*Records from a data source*
►

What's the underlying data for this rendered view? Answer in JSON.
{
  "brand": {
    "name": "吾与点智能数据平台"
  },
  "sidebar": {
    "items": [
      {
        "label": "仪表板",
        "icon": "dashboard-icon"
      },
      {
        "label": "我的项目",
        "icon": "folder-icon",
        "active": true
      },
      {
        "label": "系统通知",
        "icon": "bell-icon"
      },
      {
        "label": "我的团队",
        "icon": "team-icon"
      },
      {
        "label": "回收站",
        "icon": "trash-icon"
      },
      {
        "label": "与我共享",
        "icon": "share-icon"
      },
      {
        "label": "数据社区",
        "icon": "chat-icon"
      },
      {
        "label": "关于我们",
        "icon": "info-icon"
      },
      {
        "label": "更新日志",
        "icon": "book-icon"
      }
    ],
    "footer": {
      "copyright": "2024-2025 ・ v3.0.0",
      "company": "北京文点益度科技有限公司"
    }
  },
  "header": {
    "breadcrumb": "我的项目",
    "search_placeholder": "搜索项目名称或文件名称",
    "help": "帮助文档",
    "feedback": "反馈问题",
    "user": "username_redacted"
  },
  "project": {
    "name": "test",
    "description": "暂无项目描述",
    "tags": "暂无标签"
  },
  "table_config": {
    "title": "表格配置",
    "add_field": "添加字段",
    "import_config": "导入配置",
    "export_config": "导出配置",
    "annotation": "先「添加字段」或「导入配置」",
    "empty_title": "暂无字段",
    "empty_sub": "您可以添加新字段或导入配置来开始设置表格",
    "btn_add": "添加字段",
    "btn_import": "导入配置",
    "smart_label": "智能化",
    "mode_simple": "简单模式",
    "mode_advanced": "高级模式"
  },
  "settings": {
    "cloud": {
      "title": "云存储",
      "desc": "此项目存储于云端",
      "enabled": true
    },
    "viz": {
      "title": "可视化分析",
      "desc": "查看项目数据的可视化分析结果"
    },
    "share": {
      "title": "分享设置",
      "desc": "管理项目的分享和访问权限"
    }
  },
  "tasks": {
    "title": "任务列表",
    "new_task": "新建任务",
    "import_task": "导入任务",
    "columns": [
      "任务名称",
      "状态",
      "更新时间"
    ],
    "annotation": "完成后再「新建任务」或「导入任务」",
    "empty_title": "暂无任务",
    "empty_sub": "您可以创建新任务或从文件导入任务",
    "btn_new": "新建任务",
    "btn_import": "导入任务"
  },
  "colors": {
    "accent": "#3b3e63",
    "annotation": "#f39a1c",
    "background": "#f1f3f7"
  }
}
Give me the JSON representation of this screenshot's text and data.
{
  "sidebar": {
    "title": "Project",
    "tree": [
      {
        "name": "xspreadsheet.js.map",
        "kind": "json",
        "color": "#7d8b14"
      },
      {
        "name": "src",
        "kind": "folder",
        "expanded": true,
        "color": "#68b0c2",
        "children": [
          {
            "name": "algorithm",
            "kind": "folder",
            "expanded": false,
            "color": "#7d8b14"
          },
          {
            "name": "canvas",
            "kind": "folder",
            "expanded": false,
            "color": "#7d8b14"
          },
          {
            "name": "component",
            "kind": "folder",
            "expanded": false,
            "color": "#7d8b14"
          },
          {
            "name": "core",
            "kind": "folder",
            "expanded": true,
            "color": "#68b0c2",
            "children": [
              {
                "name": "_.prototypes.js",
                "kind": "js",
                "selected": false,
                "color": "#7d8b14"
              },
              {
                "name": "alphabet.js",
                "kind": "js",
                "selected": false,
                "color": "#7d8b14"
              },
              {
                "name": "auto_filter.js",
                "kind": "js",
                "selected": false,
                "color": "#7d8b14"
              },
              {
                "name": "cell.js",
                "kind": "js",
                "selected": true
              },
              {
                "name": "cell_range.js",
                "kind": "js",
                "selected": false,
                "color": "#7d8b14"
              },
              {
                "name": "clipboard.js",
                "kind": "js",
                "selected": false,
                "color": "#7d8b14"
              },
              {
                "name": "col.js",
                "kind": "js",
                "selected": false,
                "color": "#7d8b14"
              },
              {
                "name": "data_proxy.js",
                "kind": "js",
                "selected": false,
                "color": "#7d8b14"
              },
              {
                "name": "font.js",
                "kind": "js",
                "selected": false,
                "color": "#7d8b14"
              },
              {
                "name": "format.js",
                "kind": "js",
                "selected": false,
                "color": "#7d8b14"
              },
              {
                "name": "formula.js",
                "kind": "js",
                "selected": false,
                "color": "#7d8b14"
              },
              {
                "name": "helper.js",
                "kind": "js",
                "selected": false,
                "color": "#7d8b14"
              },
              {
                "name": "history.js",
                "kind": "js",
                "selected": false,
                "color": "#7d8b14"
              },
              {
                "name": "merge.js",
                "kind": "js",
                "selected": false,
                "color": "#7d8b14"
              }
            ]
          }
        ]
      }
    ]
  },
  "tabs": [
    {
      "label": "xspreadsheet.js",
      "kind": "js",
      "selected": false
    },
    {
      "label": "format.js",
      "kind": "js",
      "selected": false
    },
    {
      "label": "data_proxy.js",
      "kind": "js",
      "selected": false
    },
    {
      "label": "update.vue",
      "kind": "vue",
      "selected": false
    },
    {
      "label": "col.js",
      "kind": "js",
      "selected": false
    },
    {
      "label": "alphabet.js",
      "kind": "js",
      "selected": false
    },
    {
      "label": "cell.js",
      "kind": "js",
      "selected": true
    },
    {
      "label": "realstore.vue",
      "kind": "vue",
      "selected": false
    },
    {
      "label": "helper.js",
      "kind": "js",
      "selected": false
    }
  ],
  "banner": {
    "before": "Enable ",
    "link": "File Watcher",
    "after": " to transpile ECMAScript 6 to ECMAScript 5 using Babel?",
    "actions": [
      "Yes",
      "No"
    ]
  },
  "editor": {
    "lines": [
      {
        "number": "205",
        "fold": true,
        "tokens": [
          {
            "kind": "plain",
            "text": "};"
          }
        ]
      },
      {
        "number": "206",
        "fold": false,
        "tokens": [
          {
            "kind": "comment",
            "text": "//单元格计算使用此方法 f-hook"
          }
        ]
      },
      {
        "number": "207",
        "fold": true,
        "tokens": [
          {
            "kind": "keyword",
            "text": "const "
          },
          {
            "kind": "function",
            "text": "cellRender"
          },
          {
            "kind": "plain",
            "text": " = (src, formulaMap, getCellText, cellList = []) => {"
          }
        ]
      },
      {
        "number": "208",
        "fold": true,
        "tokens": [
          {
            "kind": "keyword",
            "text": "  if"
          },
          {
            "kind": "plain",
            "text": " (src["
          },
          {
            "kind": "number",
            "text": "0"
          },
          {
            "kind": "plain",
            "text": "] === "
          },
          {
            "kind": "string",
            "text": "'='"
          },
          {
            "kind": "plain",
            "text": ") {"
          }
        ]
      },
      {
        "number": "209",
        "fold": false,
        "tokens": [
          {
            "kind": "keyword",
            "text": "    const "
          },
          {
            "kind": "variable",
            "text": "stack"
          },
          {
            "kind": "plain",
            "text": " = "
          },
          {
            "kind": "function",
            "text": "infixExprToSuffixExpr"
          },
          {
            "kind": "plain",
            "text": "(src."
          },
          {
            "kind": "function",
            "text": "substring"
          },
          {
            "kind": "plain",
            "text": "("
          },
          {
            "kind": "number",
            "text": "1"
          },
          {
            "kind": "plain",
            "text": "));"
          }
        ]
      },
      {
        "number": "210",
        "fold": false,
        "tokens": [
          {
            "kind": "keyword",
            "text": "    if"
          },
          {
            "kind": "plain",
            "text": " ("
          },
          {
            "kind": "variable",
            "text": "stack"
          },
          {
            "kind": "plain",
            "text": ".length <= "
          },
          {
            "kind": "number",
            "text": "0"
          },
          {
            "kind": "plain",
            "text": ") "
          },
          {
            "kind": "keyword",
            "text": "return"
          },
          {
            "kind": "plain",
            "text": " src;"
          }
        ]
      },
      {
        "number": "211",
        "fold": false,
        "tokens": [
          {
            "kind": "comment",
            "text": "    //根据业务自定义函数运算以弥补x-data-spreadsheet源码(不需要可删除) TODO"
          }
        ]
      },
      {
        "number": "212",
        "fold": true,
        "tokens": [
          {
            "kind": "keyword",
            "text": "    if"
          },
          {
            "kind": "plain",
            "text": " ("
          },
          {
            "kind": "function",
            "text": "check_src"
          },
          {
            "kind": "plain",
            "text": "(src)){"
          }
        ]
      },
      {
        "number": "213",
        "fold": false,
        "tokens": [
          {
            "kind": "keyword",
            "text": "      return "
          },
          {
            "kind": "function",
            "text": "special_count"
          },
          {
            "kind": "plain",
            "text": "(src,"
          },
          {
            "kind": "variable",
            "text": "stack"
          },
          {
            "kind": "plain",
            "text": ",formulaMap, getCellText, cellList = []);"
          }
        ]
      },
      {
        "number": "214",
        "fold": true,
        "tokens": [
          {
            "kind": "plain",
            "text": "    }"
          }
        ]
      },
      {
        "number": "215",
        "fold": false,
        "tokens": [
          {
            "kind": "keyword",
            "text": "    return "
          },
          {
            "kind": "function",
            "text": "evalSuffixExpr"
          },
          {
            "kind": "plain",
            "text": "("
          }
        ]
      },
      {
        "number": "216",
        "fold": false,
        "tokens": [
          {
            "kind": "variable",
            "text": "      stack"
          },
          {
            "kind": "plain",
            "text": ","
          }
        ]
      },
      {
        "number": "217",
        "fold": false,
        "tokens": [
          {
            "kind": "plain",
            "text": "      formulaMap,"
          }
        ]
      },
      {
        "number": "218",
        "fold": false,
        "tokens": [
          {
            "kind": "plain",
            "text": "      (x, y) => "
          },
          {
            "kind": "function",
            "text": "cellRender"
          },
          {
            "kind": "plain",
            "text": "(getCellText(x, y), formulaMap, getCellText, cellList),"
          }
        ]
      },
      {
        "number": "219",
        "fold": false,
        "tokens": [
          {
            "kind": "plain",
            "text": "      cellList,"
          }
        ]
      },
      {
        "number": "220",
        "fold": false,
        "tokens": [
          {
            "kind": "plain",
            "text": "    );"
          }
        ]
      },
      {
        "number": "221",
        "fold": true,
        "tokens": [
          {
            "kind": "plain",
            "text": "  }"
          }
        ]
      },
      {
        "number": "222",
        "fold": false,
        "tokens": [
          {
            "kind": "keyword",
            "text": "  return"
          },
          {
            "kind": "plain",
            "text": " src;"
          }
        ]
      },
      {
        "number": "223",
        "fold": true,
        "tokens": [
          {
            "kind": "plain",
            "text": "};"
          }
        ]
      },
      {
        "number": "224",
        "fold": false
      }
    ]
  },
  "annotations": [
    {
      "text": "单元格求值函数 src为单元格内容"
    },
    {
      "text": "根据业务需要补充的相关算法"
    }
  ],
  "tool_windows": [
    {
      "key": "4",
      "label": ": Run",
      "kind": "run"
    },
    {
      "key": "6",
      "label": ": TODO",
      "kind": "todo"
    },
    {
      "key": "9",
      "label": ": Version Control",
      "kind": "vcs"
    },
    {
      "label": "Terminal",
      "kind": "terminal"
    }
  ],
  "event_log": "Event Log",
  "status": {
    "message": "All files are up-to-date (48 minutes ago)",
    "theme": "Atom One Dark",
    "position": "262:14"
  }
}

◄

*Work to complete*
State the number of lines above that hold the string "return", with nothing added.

*Answer section*
4